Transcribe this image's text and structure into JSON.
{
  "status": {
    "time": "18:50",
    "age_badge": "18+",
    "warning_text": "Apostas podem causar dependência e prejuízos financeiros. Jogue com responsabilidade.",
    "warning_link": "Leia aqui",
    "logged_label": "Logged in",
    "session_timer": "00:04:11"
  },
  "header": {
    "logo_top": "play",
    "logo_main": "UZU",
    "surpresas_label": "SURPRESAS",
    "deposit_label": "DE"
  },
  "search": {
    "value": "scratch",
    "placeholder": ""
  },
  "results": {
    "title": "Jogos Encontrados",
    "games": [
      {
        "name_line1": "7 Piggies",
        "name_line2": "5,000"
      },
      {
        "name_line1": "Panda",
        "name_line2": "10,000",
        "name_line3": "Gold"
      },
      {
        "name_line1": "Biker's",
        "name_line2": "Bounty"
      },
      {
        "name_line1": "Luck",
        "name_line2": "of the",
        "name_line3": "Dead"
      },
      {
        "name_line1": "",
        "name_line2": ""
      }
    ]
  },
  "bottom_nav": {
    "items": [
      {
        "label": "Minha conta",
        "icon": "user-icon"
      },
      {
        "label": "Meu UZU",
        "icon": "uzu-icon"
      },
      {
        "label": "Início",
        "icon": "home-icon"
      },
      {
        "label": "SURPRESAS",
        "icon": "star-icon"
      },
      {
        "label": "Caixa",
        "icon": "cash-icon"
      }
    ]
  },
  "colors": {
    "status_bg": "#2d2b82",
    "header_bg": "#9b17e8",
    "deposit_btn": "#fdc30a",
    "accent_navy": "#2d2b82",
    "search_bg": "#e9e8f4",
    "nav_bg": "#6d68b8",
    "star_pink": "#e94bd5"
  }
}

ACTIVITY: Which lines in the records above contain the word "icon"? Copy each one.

ANSWER TO THIS PROBLEM:
        "icon": "user-icon"
        "icon": "uzu-icon"
        "icon": "home-icon"
        "icon": "star-icon"
        "icon": "cash-icon"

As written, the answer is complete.